Some officials and shopstewards do not take the problems and grievances of non-standard workers in their workplaces seriously, and even regard them as second-class workers.
Even where officials and shopstewards do not hold these views, union practices may tend to exclude non-standard workers and their interests. Building campaigns, establishing complaints services and other strategies outlined above, will help to change this.
In addition, we recommend:. COSATU and affiliates should develop the capacity to use the wage board effectively to set minimum wages and conditions; this means being able to gather the data to support demands, and mobilising campaigns in support of these demands. COSATU and affiliates need to make continuous use of the various instruments for monitoring and policing compliance with these minimums - the bargaining councils, the labour department - and put constant pressure on these to improve their capacity and performance.

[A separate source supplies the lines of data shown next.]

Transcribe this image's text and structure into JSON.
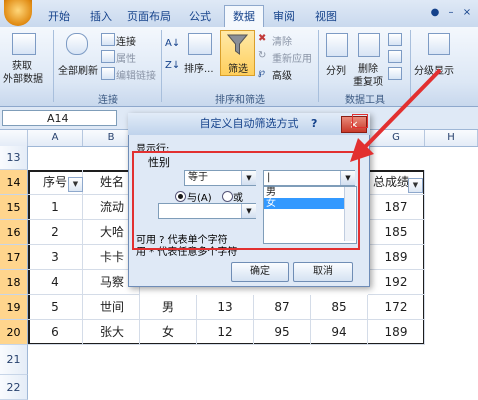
{
  "ribbon": {
    "tabs": [
      {
        "label": "开始"
      },
      {
        "label": "插入"
      },
      {
        "label": "页面布局"
      },
      {
        "label": "公式"
      },
      {
        "label": "数据"
      },
      {
        "label": "审阅"
      },
      {
        "label": "视图"
      }
    ],
    "active_tab": "数据",
    "groups": {
      "get_external": {
        "label": "获取\n外部数据",
        "l1": "获取",
        "l2": "外部数据"
      },
      "connections": {
        "label": "连接",
        "refresh_label": "全部刷新",
        "items": [
          "连接",
          "属性",
          "编辑链接"
        ]
      },
      "sort_filter": {
        "label": "排序和筛选",
        "sort_label": "排序...",
        "filter_label": "筛选",
        "items": [
          "清除",
          "重新应用",
          "高级"
        ]
      },
      "data_tools": {
        "label": "数据工具",
        "split_label": "分列",
        "remove_dup_l1": "删除",
        "remove_dup_l2": "重复项"
      },
      "outline": {
        "label": "分级显示"
      }
    }
  },
  "formula_bar": {
    "name_box": "A14"
  },
  "sheet": {
    "columns": [
      "A",
      "B",
      "C",
      "D",
      "E",
      "F",
      "G",
      "H"
    ],
    "rows": [
      "13",
      "14",
      "15",
      "16",
      "17",
      "18",
      "19",
      "20",
      "21",
      "22"
    ],
    "header_row": {
      "seq": "序号",
      "name": "姓名",
      "total": "总成绩"
    },
    "data": [
      {
        "seq": "1",
        "name": "流动",
        "total": "187"
      },
      {
        "seq": "2",
        "name": "大哈",
        "total": "185"
      },
      {
        "seq": "3",
        "name": "卡卡",
        "total": "189"
      },
      {
        "seq": "4",
        "name": "马察",
        "total": "192"
      },
      {
        "seq": "5",
        "name": "世间",
        "gender": "男",
        "d": "13",
        "e": "87",
        "f": "85",
        "total": "172"
      },
      {
        "seq": "6",
        "name": "张大",
        "gender": "女",
        "d": "12",
        "e": "95",
        "f": "94",
        "total": "189"
      }
    ]
  },
  "dialog": {
    "title": "自定义自动筛选方式",
    "help": "?",
    "close": "×",
    "show_rows_label": "显示行:",
    "field_label": "性别",
    "operator1": "等于",
    "value1": "|",
    "and_label": "与(A)",
    "or_label": "或",
    "hint1": "可用 ? 代表单个字符",
    "hint2": "用 * 代表任意多个字符",
    "ok": "确定",
    "cancel": "取消",
    "dropdown_options": [
      "男",
      "女"
    ]
  },
  "colors": {
    "accent": "#15428b",
    "annotation": "#e23030",
    "filter_highlight": "#ffcf5c"
  }
}
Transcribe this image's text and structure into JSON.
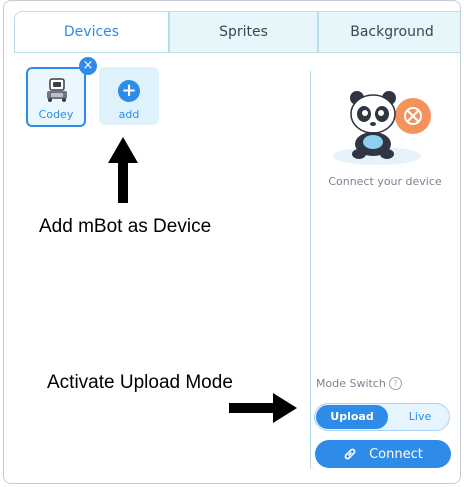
{
  "tabs": [
    {
      "label": "Devices",
      "active": true
    },
    {
      "label": "Sprites",
      "active": false
    },
    {
      "label": "Background",
      "active": false
    }
  ],
  "devices": {
    "selected_label": "Codey",
    "add_label": "add"
  },
  "annotations": {
    "add_device": "Add mBot as Device",
    "upload_mode": "Activate Upload Mode"
  },
  "connect_panel": {
    "hint": "Connect your device",
    "mode_switch_label": "Mode Switch",
    "mode_options": [
      "Upload",
      "Live"
    ],
    "selected_mode": "Upload",
    "connect_label": "Connect"
  },
  "colors": {
    "accent": "#2e8ce8",
    "tab_inactive_bg": "#e6f6fb",
    "border": "#b9ddea"
  },
  "icons": [
    "close-icon",
    "codey-robot-icon",
    "plus-icon",
    "panda-mascot-icon",
    "help-icon",
    "link-icon",
    "arrow-up-icon",
    "arrow-right-icon"
  ]
}
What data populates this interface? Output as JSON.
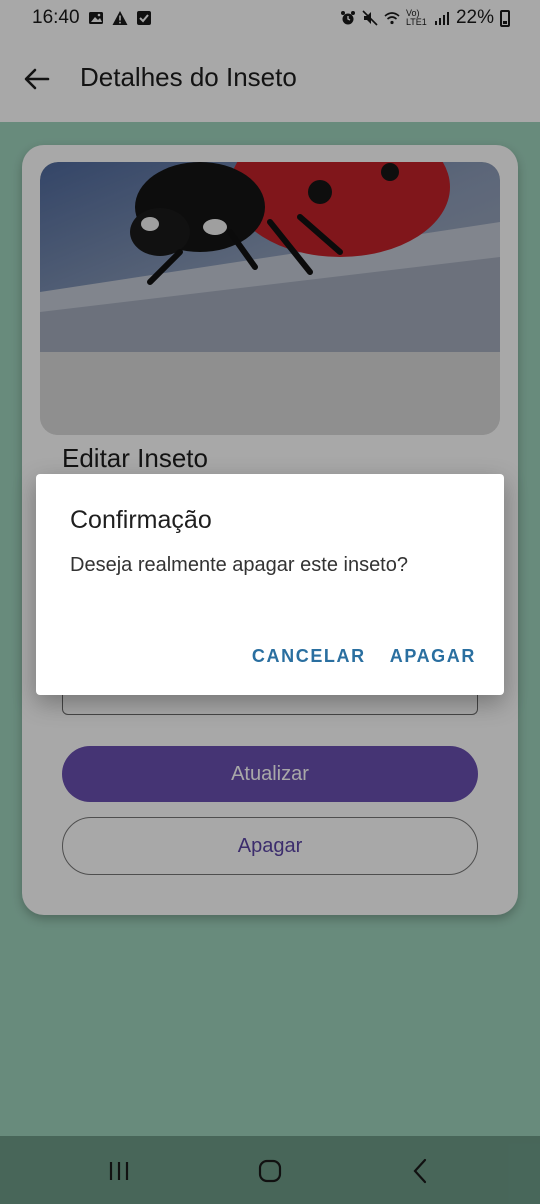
{
  "status_bar": {
    "time": "16:40",
    "battery": "22%",
    "network_label": "Vo) LTE1"
  },
  "app_bar": {
    "title": "Detalhes do Inseto",
    "back_icon": "arrow-left-icon"
  },
  "card": {
    "photo_subject": "ladybug",
    "heading": "Editar Inseto",
    "update_button": "Atualizar",
    "delete_button": "Apagar"
  },
  "dialog": {
    "title": "Confirmação",
    "message": "Deseja realmente apagar este inseto?",
    "cancel_button": "CANCELAR",
    "confirm_button": "APAGAR"
  },
  "nav_bar": {
    "recents_icon": "recents-icon",
    "home_icon": "home-icon",
    "back_icon": "nav-back-icon"
  },
  "colors": {
    "background": "#9fd3bd",
    "primary": "#6a4fb0",
    "dialog_action": "#2a6fa0"
  }
}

COSATU and affiliates should equip shopstewards - through education programmes and manuals - to monitor compliance with basic conditions and minimum standards in their workplaces, and encourage them to defend all workers against non-compliance by employers.
It should investigate the possibility of banning labour brokers where the sole purpose is to reduce labour costs, or at least strengthening regulation of them and penalties for breaking regulations. COSATU should campaign for a national minimum wage, indexed to collective bargaining outcomes, to protect vulnerable workers.
The same criteria should be laid down for assistance to any small businesses via small business development or financing agencies.